[Recorded data Boundary: Start]
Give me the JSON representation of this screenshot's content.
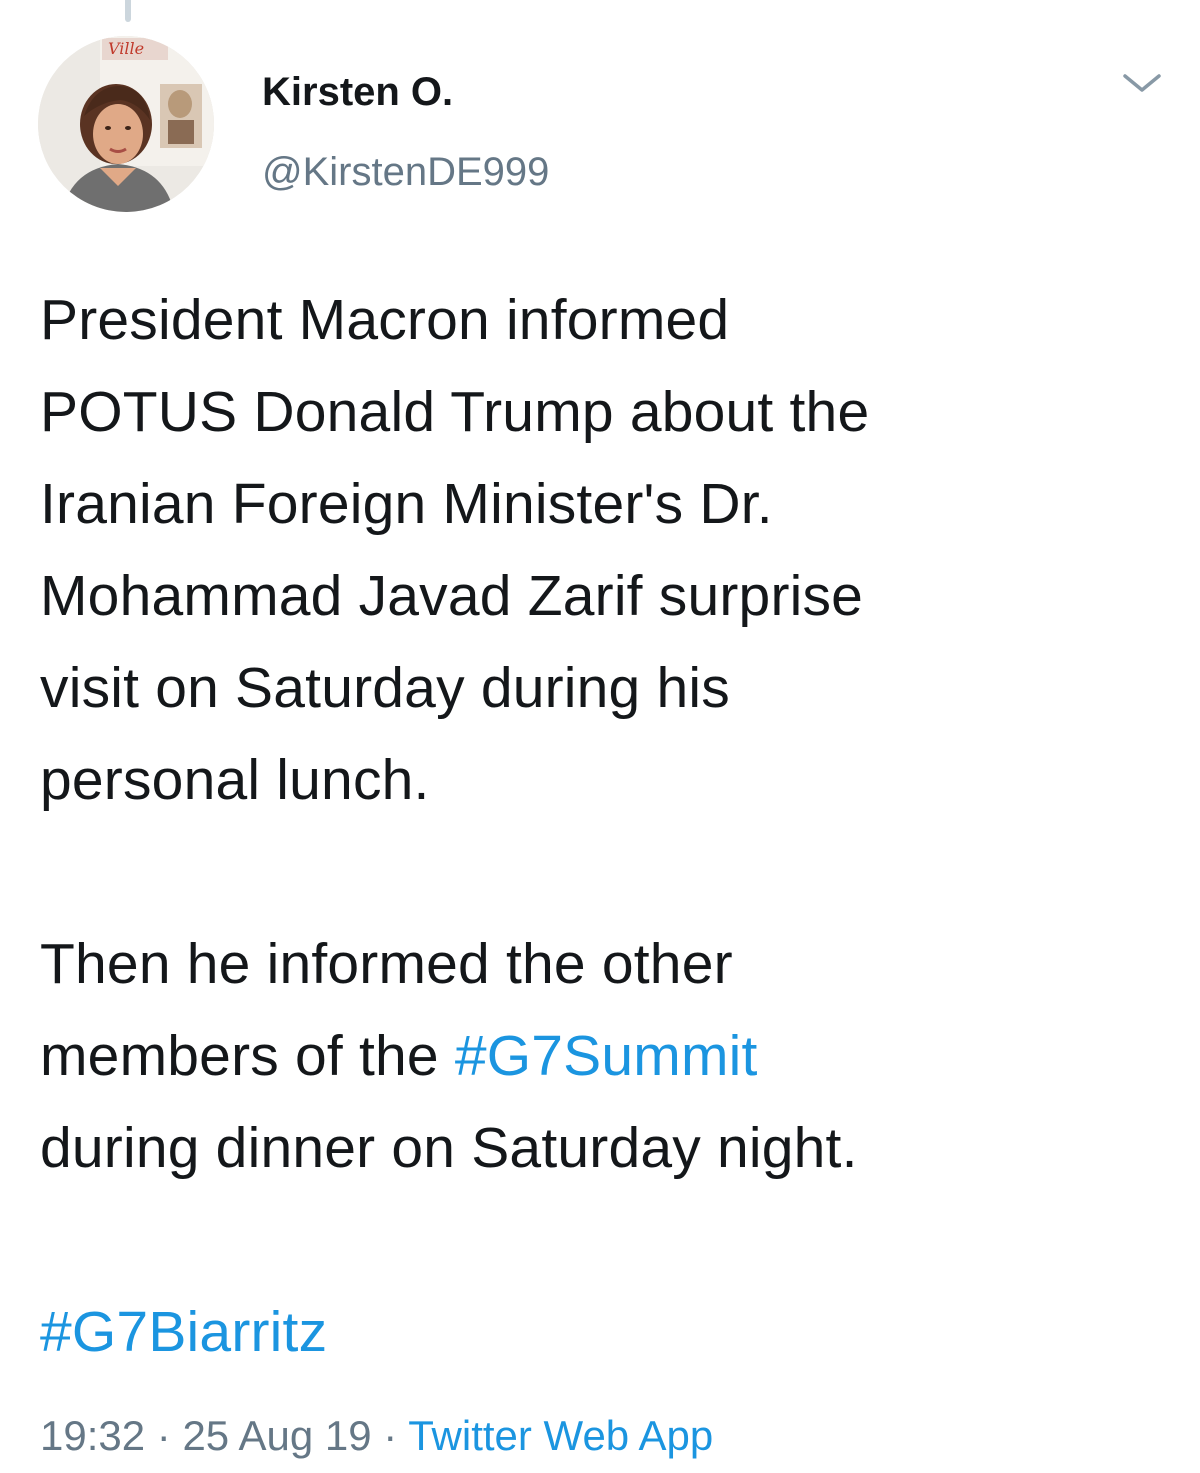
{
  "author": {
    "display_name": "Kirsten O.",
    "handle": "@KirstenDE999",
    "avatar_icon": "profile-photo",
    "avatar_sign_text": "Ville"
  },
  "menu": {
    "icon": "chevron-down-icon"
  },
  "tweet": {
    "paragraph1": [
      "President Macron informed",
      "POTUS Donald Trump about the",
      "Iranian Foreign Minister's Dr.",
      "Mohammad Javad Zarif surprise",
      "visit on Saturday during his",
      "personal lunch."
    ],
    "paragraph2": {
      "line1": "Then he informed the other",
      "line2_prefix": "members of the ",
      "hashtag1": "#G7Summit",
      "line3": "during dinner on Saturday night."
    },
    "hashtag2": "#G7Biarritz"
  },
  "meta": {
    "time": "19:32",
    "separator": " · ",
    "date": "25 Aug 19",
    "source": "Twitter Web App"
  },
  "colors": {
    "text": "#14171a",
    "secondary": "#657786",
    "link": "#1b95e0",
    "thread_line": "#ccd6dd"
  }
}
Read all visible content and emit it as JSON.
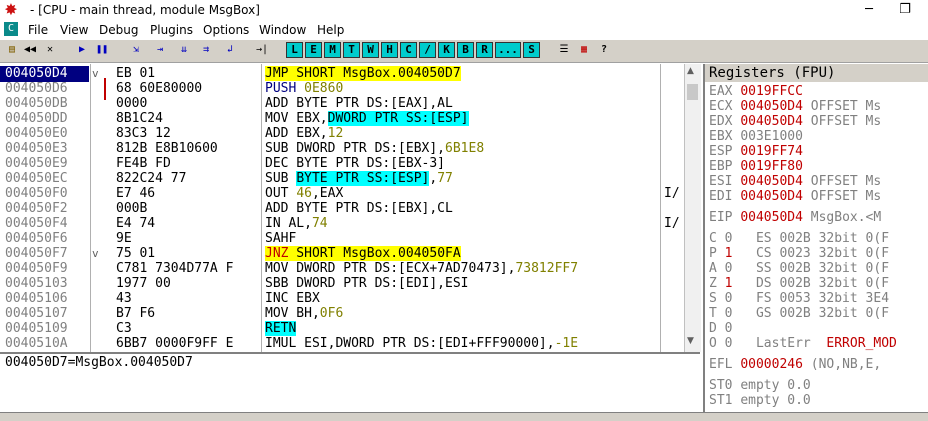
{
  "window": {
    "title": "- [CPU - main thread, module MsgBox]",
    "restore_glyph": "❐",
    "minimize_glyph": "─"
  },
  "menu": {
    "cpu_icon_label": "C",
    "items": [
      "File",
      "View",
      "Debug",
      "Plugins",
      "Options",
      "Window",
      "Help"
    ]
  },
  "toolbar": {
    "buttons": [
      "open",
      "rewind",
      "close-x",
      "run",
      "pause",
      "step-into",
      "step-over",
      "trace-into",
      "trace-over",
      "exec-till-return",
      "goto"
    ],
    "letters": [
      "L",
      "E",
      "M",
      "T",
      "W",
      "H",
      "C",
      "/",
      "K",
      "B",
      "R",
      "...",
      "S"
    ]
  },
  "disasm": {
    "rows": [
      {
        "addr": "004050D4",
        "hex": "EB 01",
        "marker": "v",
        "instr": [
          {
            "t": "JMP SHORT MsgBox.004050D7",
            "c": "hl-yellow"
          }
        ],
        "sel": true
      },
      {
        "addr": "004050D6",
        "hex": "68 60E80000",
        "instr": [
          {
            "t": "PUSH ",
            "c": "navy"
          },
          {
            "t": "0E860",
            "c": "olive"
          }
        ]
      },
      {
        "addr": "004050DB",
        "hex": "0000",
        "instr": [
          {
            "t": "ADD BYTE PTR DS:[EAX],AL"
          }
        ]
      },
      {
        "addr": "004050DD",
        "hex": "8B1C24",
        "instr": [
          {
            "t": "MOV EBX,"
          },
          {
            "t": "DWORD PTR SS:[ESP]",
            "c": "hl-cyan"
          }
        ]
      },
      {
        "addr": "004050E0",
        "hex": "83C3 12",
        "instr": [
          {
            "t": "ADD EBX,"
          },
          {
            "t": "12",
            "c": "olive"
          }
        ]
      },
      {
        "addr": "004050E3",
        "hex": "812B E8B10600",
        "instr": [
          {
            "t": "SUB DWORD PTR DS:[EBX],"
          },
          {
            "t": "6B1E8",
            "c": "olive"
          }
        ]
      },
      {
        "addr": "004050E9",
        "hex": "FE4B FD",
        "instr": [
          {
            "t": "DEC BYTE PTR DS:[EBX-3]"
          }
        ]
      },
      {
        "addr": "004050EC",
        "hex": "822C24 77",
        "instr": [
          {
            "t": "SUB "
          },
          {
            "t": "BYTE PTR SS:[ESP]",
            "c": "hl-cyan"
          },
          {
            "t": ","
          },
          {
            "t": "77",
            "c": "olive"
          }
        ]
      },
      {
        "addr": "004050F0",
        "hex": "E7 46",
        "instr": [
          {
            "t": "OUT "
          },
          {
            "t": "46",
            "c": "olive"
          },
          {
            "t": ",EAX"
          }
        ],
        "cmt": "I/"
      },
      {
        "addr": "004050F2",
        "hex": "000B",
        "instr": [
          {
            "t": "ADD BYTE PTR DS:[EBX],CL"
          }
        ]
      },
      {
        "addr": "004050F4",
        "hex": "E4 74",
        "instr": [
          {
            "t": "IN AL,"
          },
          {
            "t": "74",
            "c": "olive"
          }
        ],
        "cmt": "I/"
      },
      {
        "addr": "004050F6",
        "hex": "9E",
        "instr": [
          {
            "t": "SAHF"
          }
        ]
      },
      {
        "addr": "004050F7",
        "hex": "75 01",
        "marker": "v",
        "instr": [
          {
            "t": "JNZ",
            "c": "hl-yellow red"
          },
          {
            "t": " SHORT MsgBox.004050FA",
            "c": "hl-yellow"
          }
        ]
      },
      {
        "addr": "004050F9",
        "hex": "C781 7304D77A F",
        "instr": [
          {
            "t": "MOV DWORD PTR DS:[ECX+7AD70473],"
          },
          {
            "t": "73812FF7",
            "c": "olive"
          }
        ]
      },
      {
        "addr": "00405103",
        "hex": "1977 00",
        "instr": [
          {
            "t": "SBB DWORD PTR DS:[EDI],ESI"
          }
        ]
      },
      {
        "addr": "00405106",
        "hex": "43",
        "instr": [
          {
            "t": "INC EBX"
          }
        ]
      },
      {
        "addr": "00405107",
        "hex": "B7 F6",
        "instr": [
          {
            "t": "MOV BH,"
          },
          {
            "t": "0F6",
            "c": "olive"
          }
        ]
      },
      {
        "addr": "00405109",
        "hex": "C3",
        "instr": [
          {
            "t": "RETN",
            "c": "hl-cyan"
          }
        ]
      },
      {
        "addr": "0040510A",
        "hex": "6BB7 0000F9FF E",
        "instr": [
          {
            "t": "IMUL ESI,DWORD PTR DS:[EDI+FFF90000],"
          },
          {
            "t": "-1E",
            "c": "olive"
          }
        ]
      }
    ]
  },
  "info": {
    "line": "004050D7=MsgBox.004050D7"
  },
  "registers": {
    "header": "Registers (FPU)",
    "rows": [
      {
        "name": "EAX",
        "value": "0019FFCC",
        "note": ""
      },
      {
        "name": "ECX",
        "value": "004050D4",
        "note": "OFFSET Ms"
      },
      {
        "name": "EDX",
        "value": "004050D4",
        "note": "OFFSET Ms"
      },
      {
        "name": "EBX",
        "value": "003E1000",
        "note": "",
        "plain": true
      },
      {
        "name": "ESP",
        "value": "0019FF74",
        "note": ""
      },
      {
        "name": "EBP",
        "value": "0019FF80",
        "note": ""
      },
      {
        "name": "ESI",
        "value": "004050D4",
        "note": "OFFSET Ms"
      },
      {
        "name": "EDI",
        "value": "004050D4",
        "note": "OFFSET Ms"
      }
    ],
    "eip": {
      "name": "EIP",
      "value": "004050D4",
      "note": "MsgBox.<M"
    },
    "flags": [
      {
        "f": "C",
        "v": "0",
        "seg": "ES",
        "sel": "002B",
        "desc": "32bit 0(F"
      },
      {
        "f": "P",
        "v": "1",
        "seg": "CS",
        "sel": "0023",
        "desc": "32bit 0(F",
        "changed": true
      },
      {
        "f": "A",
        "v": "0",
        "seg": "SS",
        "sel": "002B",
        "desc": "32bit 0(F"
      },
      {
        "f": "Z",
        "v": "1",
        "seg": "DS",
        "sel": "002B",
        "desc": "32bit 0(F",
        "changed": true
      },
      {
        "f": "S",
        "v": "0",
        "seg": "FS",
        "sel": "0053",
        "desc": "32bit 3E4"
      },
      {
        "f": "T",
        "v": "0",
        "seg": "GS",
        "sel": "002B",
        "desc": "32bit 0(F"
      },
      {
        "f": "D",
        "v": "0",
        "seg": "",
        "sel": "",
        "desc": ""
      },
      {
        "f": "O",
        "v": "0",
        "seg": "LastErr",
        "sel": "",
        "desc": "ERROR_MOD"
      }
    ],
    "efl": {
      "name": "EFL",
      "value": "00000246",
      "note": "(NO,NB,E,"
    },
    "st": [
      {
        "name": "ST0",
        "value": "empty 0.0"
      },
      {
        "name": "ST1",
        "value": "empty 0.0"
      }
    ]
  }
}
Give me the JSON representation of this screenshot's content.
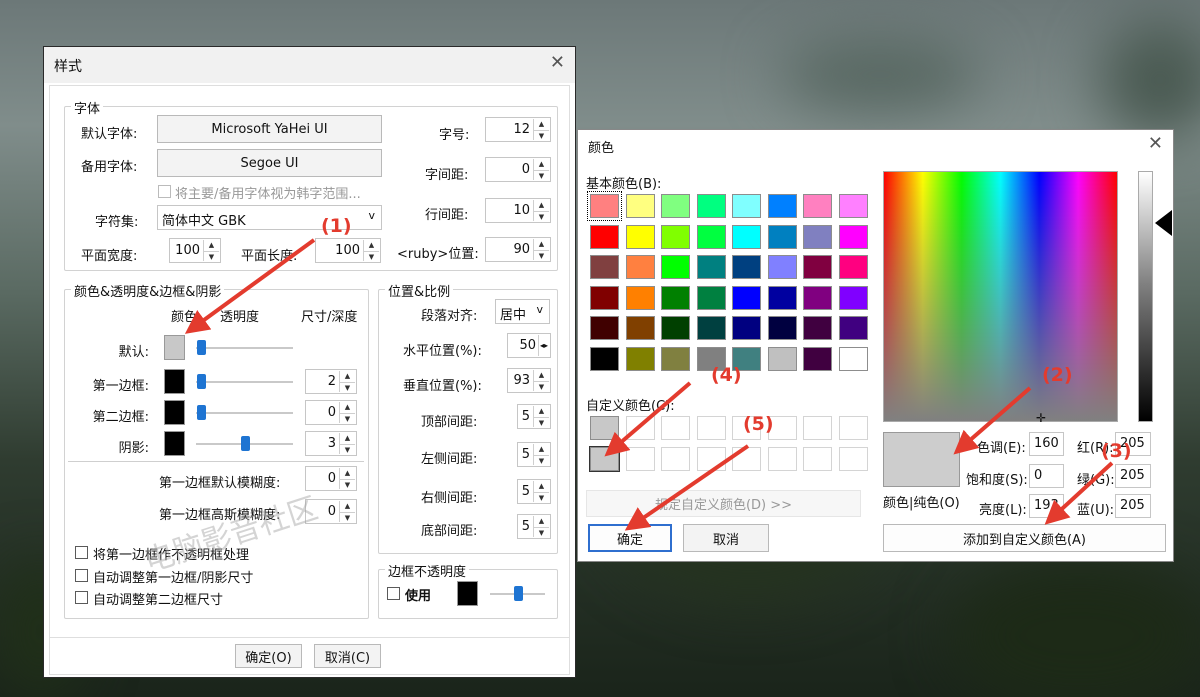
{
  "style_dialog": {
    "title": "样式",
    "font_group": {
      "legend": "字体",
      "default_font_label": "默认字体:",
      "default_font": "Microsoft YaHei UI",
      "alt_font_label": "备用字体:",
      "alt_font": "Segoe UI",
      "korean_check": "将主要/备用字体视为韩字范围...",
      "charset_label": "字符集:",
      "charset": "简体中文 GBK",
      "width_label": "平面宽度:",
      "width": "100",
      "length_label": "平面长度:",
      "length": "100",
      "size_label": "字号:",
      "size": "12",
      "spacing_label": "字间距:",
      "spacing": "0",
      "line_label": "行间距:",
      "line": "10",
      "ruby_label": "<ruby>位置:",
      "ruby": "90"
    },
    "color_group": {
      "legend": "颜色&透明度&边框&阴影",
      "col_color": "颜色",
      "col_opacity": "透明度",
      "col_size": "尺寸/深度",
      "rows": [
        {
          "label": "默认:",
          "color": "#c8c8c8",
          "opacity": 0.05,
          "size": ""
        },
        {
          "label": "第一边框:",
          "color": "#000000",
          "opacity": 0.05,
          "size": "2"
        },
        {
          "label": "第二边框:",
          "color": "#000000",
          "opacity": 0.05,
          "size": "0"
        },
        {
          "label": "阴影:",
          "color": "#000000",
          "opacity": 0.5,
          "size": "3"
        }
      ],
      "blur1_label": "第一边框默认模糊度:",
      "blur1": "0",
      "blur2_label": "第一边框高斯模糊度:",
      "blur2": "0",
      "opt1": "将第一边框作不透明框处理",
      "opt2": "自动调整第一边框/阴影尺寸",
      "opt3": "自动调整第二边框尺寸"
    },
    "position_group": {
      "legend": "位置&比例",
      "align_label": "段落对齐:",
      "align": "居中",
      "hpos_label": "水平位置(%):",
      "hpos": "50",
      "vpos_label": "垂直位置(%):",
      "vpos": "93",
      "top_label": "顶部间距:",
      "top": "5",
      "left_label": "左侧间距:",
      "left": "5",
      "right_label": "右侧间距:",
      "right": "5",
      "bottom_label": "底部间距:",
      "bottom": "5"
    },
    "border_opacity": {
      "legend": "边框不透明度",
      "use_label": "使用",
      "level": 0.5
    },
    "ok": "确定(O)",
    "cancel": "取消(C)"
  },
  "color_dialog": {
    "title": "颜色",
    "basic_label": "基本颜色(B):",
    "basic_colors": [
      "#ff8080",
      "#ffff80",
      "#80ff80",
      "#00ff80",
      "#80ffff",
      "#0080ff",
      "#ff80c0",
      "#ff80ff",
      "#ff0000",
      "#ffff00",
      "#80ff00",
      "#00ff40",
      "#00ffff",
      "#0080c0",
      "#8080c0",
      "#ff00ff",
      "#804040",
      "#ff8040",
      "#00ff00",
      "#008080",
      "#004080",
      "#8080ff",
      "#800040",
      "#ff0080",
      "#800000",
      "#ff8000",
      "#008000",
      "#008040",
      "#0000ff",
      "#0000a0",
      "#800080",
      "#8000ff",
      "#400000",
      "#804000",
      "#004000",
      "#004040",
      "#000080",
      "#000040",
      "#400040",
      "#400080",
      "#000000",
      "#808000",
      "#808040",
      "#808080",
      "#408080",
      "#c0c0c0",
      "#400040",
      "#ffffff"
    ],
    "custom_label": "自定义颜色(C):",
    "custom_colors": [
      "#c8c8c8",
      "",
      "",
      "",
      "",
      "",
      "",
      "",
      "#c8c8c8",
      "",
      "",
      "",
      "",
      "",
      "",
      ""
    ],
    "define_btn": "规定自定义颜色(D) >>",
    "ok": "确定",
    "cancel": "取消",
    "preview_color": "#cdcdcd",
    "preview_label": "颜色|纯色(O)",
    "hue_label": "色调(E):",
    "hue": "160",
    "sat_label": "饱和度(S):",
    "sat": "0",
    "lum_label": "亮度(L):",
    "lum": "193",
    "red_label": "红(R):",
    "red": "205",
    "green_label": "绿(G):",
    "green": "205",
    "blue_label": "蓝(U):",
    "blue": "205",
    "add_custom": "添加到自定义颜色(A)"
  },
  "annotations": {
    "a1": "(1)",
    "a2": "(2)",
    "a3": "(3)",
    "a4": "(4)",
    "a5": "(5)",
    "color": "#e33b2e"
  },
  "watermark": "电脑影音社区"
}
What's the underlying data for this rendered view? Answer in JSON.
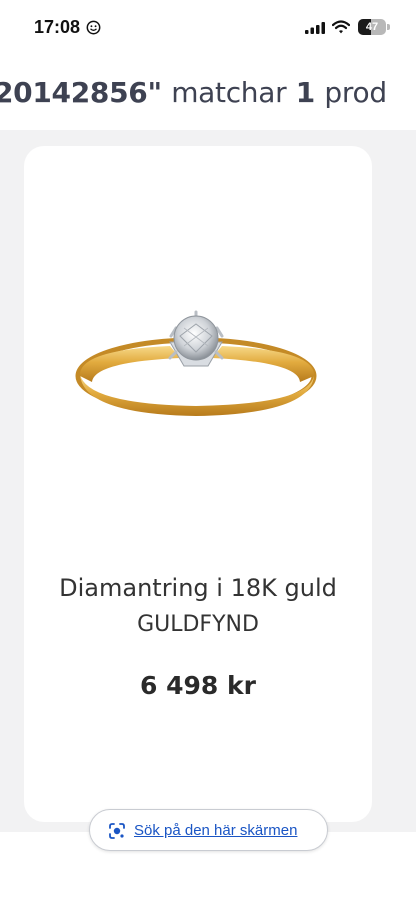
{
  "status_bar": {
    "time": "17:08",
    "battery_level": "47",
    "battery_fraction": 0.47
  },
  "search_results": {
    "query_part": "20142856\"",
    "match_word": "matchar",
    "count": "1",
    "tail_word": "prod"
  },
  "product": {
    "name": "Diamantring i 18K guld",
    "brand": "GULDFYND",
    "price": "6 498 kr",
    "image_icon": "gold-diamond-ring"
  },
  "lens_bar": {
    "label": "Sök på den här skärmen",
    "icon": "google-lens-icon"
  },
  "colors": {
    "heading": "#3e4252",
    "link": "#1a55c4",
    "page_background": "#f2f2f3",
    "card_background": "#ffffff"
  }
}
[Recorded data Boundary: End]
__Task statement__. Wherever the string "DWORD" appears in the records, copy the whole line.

__Solution below__.
            "t": "DWORD PTR SS:[ESP]",
            "t": "SUB DWORD PTR DS:[EBX],"
            "t": "MOV DWORD PTR DS:[ECX+7AD70473],"
            "t": "SBB DWORD PTR DS:[EDI],ESI"
            "t": "IMUL ESI,DWORD PTR DS:[EDI+FFF90000],"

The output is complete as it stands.